In my NYC art therapy practice, I work with a lot of folks who are looking for therapy for social anxiety. Many who seek this sort of help find that in social interactions they are so uncomfortable and in their head that it renders them completely stumped and stuck around others. Initially in therapy, it is so often a relief just to have the space to be able to voice some of these insecurities and to no longer feel so alone with them. However, overcoming social anxiety is really rooted in the therapeutic relationship itself.
So much of what I hear folks talk about when it comes to social anxiety is fear. Fear about how they will be perceived. Fear about what others will think about their thoughts, opinions, and values. This causes many to become more and more withdrawn and show their true self less and less. The tough thing about this pattern is that it is a self-fulfilling prophecy. The less opportunity we give others to see our true selves, the less opportunity there is for us to feel truly accepted. So when social interactions begin to feel bland and unfulfilling, many interpret that as rejection or a reflection that their fears or true, rather than the truth, which is that there is more realness needed.
The Relationship as the Therapy
In my NYC therapy practice, I expect that anyone who feels social anxiety with others will likely feel some of that same discomfort with me. With two people sitting alone in a room together, therapy is intimate and there is nowhere to hide. This can be intimidating for many people and provides many opportunities for any social barriers that come up outside of therapy to happen in session.
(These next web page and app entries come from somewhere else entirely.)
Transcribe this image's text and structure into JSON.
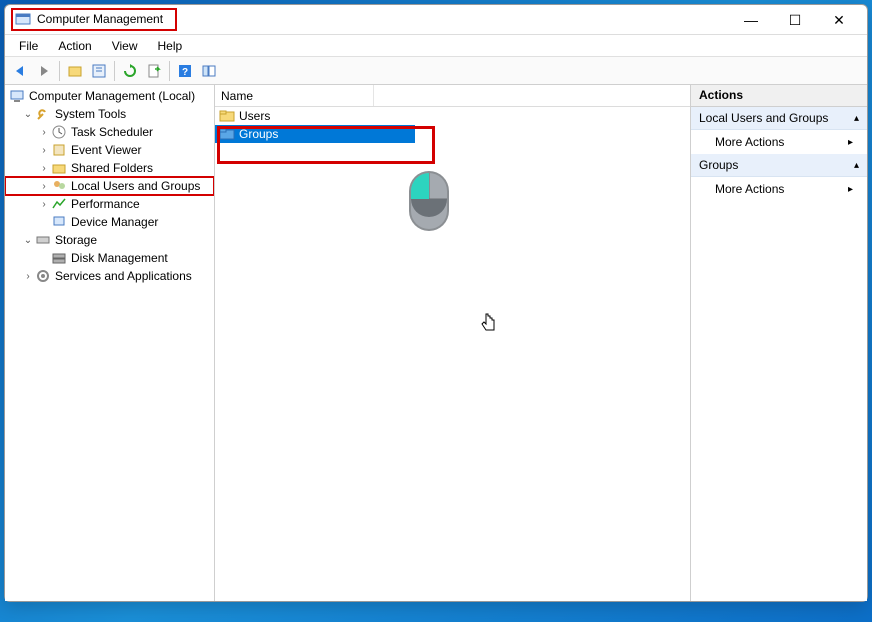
{
  "window": {
    "title": "Computer Management",
    "controls": {
      "minimize": "—",
      "maximize": "☐",
      "close": "✕"
    }
  },
  "menubar": [
    "File",
    "Action",
    "View",
    "Help"
  ],
  "tree": {
    "root": "Computer Management (Local)",
    "nodes": {
      "system_tools": "System Tools",
      "task_scheduler": "Task Scheduler",
      "event_viewer": "Event Viewer",
      "shared_folders": "Shared Folders",
      "local_users_groups": "Local Users and Groups",
      "performance": "Performance",
      "device_manager": "Device Manager",
      "storage": "Storage",
      "disk_management": "Disk Management",
      "services_apps": "Services and Applications"
    }
  },
  "list": {
    "header_name": "Name",
    "items": [
      {
        "label": "Users",
        "selected": false
      },
      {
        "label": "Groups",
        "selected": true
      }
    ]
  },
  "actions": {
    "header": "Actions",
    "sections": [
      {
        "title": "Local Users and Groups",
        "items": [
          "More Actions"
        ]
      },
      {
        "title": "Groups",
        "items": [
          "More Actions"
        ]
      }
    ]
  }
}
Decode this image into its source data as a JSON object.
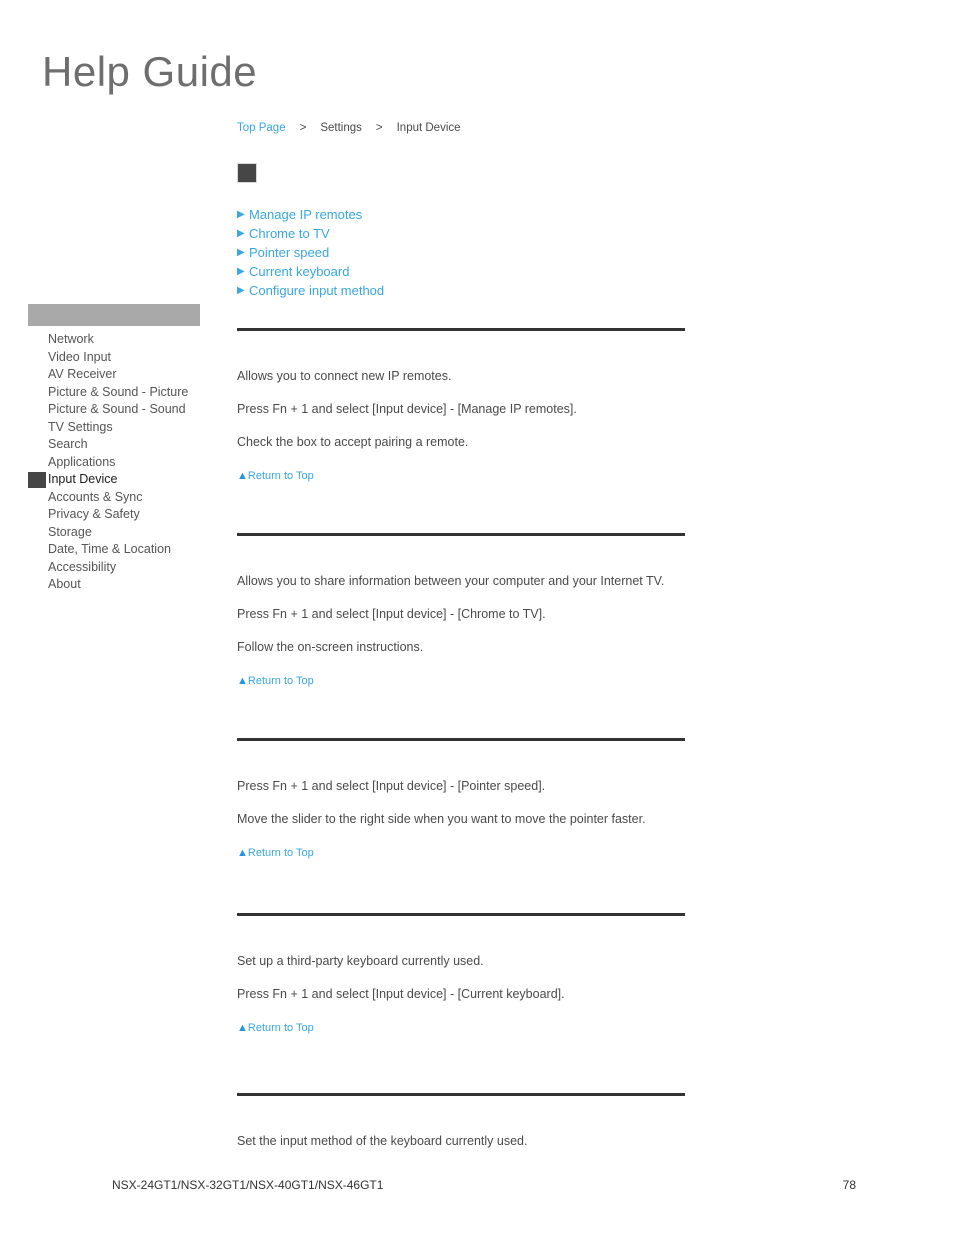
{
  "masthead": {
    "title": "Help Guide"
  },
  "breadcrumb": {
    "separator": ">",
    "items": [
      {
        "label": "Top Page",
        "link": true
      },
      {
        "label": "Settings",
        "link": false
      },
      {
        "label": "Input Device",
        "link": false
      }
    ]
  },
  "page_header": {
    "image_placeholder_name": "input-device-heading-image"
  },
  "jumplist": {
    "arrow_glyph": "▶",
    "items": [
      {
        "label": "Manage IP remotes"
      },
      {
        "label": "Chrome to TV"
      },
      {
        "label": "Pointer speed"
      },
      {
        "label": "Current keyboard"
      },
      {
        "label": "Configure input method"
      }
    ]
  },
  "sidebar": {
    "header_label": "",
    "current": "Input Device",
    "items": [
      {
        "label": "Network"
      },
      {
        "label": "Video Input"
      },
      {
        "label": "AV Receiver"
      },
      {
        "label": "Picture & Sound - Picture"
      },
      {
        "label": "Picture & Sound - Sound"
      },
      {
        "label": "TV Settings"
      },
      {
        "label": "Search"
      },
      {
        "label": "Applications"
      },
      {
        "label": "Input Device"
      },
      {
        "label": "Accounts & Sync"
      },
      {
        "label": "Privacy & Safety"
      },
      {
        "label": "Storage"
      },
      {
        "label": "Date, Time & Location"
      },
      {
        "label": "Accessibility"
      },
      {
        "label": "About"
      }
    ]
  },
  "sections": [
    {
      "id": "manage-ip-remotes",
      "paragraphs": [
        "Allows you to connect new IP remotes.",
        "Press Fn + 1 and select [Input device] - [Manage IP remotes].",
        "Check the box to accept pairing a remote."
      ],
      "return_to_top": "Return to Top"
    },
    {
      "id": "chrome-to-tv",
      "paragraphs": [
        "Allows you to share information between your computer and your Internet TV.",
        "Press Fn + 1 and select [Input device] - [Chrome to TV].",
        "Follow the on-screen instructions."
      ],
      "return_to_top": "Return to Top"
    },
    {
      "id": "pointer-speed",
      "paragraphs": [
        "Press Fn + 1 and select [Input device] - [Pointer speed].",
        "Move the slider to the right side when you want to move the pointer faster."
      ],
      "return_to_top": "Return to Top"
    },
    {
      "id": "current-keyboard",
      "paragraphs": [
        "Set up a third-party keyboard currently used.",
        "Press Fn + 1 and select [Input device] - [Current keyboard]."
      ],
      "return_to_top": "Return to Top"
    },
    {
      "id": "configure-input-method",
      "paragraphs": [
        "Set the input method of the keyboard currently used."
      ],
      "return_to_top": ""
    }
  ],
  "footer": {
    "model": "NSX-24GT1/NSX-32GT1/NSX-40GT1/NSX-46GT1",
    "page_number": "78"
  },
  "colors": {
    "link_blue": "#3aa8de",
    "arrow_blue": "#2196e8",
    "text_gray": "#4a4a4a",
    "rule_dark": "#333333",
    "sidebar_header_gray": "#a9a9a9",
    "marker_dark": "#464646",
    "masthead_gray": "#6e6e6e"
  }
}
This is where there is an opportunity to do things differently and cut the self-fulfilling prophecy off at the pass. In the therapy office, we get to talk about the social barriers as they are happening in real time. People can tell me what in our interaction made them feel self-conscious, what they fear I am thinking about them, and the ways they feel caught in their head. This process is incredibly helpful for the patient because they get to experience a new level of openness with another person who cares for them. They also get test reality a bit and learn that their worst fears are, in fact, not reality. This is a trust-building exercise in itself–they open up a little bit, take relational risk, and if it goes well, we have a more solid, trusting relationship.
As the social anxiety begins to melt away in the therapy room and people’s worst fears are not realized, there is more and more opportunity to replicate this new sense of freedom in outside relationships as well. As confidence builds in the therapeutic relationship, people often feel more open and prepared to take risks in other relationships and be more authentically themselves.
Art Serves the Relationship
In addition to talking as a way to communicate and build trust, I often use art materials as well. Words are limited and are often not able to fully convey the entire human experience. Art can be a relief for people with social anxiety. Art is a tool that can help people communicate without the pressure to do so verbally. Art gives me the opportunity to bear witness to how someone is feeling in that moment.
Art also lends itself particularly well to help chip away at social anxiety because art helps the maker get out of their heads. When using art in therapy, patients are able to focus less on things like, “What should I say?,” and more on the present moment. This allows for more freedom and spontaneity in addition to all that good stuff that I mentioned above, like building trust and a foundation.
Whatever the avenue–whether it be through words or art–therapy is a space to learn how to be with others in an authentic and honest way. It is through the act of being accepted by others that confidence can grow and anxiety will fall away.